*TASK*
Reproduce the following entries verbatim, each one complete.

*RECORDS PROVIDED*
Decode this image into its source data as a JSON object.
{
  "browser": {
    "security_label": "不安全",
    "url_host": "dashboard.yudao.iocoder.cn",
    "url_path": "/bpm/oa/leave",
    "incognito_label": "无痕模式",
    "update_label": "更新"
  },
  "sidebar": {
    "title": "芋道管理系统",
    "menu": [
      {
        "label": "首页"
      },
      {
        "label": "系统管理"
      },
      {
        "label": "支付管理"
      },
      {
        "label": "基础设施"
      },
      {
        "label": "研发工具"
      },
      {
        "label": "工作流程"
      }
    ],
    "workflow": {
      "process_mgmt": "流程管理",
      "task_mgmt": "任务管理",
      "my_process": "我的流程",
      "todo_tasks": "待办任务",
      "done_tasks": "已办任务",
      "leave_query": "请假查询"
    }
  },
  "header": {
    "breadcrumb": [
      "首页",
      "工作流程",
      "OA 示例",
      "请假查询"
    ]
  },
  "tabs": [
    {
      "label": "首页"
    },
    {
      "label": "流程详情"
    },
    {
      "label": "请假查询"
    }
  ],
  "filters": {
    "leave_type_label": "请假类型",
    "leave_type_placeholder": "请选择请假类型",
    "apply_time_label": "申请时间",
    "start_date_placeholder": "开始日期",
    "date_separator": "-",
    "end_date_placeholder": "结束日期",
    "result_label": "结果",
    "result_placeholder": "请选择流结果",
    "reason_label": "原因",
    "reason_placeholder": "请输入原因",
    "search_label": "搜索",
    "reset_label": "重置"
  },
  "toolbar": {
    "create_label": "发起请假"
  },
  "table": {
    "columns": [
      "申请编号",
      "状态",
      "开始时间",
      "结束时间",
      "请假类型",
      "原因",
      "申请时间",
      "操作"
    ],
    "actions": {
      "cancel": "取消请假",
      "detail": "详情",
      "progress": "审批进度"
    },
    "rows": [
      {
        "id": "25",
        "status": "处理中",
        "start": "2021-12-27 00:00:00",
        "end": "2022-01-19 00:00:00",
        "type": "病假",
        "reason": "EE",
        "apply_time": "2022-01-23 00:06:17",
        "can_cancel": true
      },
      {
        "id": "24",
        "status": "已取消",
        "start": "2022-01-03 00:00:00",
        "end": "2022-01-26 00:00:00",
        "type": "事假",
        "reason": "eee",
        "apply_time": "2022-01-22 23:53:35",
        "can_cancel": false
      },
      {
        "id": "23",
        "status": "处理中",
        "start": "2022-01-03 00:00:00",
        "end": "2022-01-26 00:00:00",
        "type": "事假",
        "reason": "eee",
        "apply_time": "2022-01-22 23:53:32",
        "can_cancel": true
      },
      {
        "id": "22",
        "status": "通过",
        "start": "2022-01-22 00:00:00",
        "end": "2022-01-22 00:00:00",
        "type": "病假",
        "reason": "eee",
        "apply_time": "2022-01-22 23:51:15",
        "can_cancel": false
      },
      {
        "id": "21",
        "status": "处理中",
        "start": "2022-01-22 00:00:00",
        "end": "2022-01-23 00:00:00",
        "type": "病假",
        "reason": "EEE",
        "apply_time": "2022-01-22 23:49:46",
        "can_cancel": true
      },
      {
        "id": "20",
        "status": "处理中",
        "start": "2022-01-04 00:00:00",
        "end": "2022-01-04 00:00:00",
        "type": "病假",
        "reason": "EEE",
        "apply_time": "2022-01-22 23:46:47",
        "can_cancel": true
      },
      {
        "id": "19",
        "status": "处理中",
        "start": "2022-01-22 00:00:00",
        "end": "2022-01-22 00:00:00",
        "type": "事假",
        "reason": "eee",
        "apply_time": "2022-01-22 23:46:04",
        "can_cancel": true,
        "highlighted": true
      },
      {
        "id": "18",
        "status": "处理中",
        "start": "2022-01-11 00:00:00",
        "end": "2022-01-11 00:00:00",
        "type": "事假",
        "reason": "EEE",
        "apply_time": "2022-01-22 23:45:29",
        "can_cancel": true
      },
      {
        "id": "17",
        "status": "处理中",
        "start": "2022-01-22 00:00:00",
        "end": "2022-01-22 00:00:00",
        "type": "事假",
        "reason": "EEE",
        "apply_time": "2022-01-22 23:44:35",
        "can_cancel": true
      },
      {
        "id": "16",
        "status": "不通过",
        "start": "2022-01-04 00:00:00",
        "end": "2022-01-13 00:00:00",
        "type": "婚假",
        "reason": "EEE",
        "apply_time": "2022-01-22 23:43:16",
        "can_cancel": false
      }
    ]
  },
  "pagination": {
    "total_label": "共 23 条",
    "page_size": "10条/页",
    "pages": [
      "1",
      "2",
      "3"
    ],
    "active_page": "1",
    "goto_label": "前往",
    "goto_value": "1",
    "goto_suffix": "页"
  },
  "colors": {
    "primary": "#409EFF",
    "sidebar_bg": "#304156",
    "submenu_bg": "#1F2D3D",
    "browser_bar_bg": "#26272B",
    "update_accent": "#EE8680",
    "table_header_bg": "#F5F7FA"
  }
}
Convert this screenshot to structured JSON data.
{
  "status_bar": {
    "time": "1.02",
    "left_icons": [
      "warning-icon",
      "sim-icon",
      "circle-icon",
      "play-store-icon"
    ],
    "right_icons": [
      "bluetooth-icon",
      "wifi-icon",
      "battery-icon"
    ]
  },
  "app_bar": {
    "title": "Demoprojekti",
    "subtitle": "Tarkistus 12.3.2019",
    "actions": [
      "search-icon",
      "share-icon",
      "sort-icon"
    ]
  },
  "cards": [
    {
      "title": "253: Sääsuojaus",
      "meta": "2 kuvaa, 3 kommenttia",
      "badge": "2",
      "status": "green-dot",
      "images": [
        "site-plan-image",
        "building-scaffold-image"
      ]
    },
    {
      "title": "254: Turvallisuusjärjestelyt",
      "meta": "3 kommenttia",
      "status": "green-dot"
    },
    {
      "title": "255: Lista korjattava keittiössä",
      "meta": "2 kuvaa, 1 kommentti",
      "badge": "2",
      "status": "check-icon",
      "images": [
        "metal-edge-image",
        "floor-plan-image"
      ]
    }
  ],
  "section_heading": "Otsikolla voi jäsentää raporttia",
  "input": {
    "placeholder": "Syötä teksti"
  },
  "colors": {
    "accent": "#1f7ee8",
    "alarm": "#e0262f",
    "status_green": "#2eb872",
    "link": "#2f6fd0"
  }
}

*RESPONSE TO THIS EXERCISE*
Decode this image into its source data as a JSON object.
{
  "browser": {
    "security_label": "不安全",
    "url_host": "dashboard.yudao.iocoder.cn",
    "url_path": "/bpm/oa/leave",
    "incognito_label": "无痕模式",
    "update_label": "更新"
  },
  "sidebar": {
    "title": "芋道管理系统",
    "menu": [
      {
        "label": "首页"
      },
      {
        "label": "系统管理"
      },
      {
        "label": "支付管理"
      },
      {
        "label": "基础设施"
      },
      {
        "label": "研发工具"
      },
      {
        "label": "工作流程"
      }
    ],
    "workflow": {
      "process_mgmt": "流程管理",
      "task_mgmt": "任务管理",
      "my_process": "我的流程",
      "todo_tasks": "待办任务",
      "done_tasks": "已办任务",
      "leave_query": "请假查询"
    }
  },
  "header": {
    "breadcrumb": [
      "首页",
      "工作流程",
      "OA 示例",
      "请假查询"
    ]
  },
  "tabs": [
    {
      "label": "首页"
    },
    {
      "label": "流程详情"
    },
    {
      "label": "请假查询"
    }
  ],
  "filters": {
    "leave_type_label": "请假类型",
    "leave_type_placeholder": "请选择请假类型",
    "apply_time_label": "申请时间",
    "start_date_placeholder": "开始日期",
    "date_separator": "-",
    "end_date_placeholder": "结束日期",
    "result_label": "结果",
    "result_placeholder": "请选择流结果",
    "reason_label": "原因",
    "reason_placeholder": "请输入原因",
    "search_label": "搜索",
    "reset_label": "重置"
  },
  "toolbar": {
    "create_label": "发起请假"
  },
  "table": {
    "columns": [
      "申请编号",
      "状态",
      "开始时间",
      "结束时间",
      "请假类型",
      "原因",
      "申请时间",
      "操作"
    ],
    "actions": {
      "cancel": "取消请假",
      "detail": "详情",
      "progress": "审批进度"
    },
    "rows": [
      {
        "id": "25",
        "status": "处理中",
        "start": "2021-12-27 00:00:00",
        "end": "2022-01-19 00:00:00",
        "type": "病假",
        "reason": "EE",
        "apply_time": "2022-01-23 00:06:17",
        "can_cancel": true
      },
      {
        "id": "24",
        "status": "已取消",
        "start": "2022-01-03 00:00:00",
        "end": "2022-01-26 00:00:00",
        "type": "事假",
        "reason": "eee",
        "apply_time": "2022-01-22 23:53:35",
        "can_cancel": false
      },
      {
        "id": "23",
        "status": "处理中",
        "start": "2022-01-03 00:00:00",
        "end": "2022-01-26 00:00:00",
        "type": "事假",
        "reason": "eee",
        "apply_time": "2022-01-22 23:53:32",
        "can_cancel": true
      },
      {
        "id": "22",
        "status": "通过",
        "start": "2022-01-22 00:00:00",
        "end": "2022-01-22 00:00:00",
        "type": "病假",
        "reason": "eee",
        "apply_time": "2022-01-22 23:51:15",
        "can_cancel": false
      },
      {
        "id": "21",
        "status": "处理中",
        "start": "2022-01-22 00:00:00",
        "end": "2022-01-23 00:00:00",
        "type": "病假",
        "reason": "EEE",
        "apply_time": "2022-01-22 23:49:46",
        "can_cancel": true
      },
      {
        "id": "20",
        "status": "处理中",
        "start": "2022-01-04 00:00:00",
        "end": "2022-01-04 00:00:00",
        "type": "病假",
        "reason": "EEE",
        "apply_time": "2022-01-22 23:46:47",
        "can_cancel": true
      },
      {
        "id": "19",
        "status": "处理中",
        "start": "2022-01-22 00:00:00",
        "end": "2022-01-22 00:00:00",
        "type": "事假",
        "reason": "eee",
        "apply_time": "2022-01-22 23:46:04",
        "can_cancel": true,
        "highlighted": true
      },
      {
        "id": "18",
        "status": "处理中",
        "start": "2022-01-11 00:00:00",
        "end": "2022-01-11 00:00:00",
        "type": "事假",
        "reason": "EEE",
        "apply_time": "2022-01-22 23:45:29",
        "can_cancel": true
      },
      {
        "id": "17",
        "status": "处理中",
        "start": "2022-01-22 00:00:00",
        "end": "2022-01-22 00:00:00",
        "type": "事假",
        "reason": "EEE",
        "apply_time": "2022-01-22 23:44:35",
        "can_cancel": true
      },
      {
        "id": "16",
        "status": "不通过",
        "start": "2022-01-04 00:00:00",
        "end": "2022-01-13 00:00:00",
        "type": "婚假",
        "reason": "EEE",
        "apply_time": "2022-01-22 23:43:16",
        "can_cancel": false
      }
    ]
  },
  "pagination": {
    "total_label": "共 23 条",
    "page_size": "10条/页",
    "pages": [
      "1",
      "2",
      "3"
    ],
    "active_page": "1",
    "goto_label": "前往",
    "goto_value": "1",
    "goto_suffix": "页"
  },
  "colors": {
    "primary": "#409EFF",
    "sidebar_bg": "#304156",
    "submenu_bg": "#1F2D3D",
    "browser_bar_bg": "#26272B",
    "update_accent": "#EE8680",
    "table_header_bg": "#F5F7FA"
  }
}
Convert this screenshot to structured JSON data.
{
  "status_bar": {
    "time": "1.02",
    "left_icons": [
      "warning-icon",
      "sim-icon",
      "circle-icon",
      "play-store-icon"
    ],
    "right_icons": [
      "bluetooth-icon",
      "wifi-icon",
      "battery-icon"
    ]
  },
  "app_bar": {
    "title": "Demoprojekti",
    "subtitle": "Tarkistus 12.3.2019",
    "actions": [
      "search-icon",
      "share-icon",
      "sort-icon"
    ]
  },
  "cards": [
    {
      "title": "253: Sääsuojaus",
      "meta": "2 kuvaa, 3 kommenttia",
      "badge": "2",
      "status": "green-dot",
      "images": [
        "site-plan-image",
        "building-scaffold-image"
      ]
    },
    {
      "title": "254: Turvallisuusjärjestelyt",
      "meta": "3 kommenttia",
      "status": "green-dot"
    },
    {
      "title": "255: Lista korjattava keittiössä",
      "meta": "2 kuvaa, 1 kommentti",
      "badge": "2",
      "status": "check-icon",
      "images": [
        "metal-edge-image",
        "floor-plan-image"
      ]
    }
  ],
  "section_heading": "Otsikolla voi jäsentää raporttia",
  "input": {
    "placeholder": "Syötä teksti"
  },
  "colors": {
    "accent": "#1f7ee8",
    "alarm": "#e0262f",
    "status_green": "#2eb872",
    "link": "#2f6fd0"
  }
}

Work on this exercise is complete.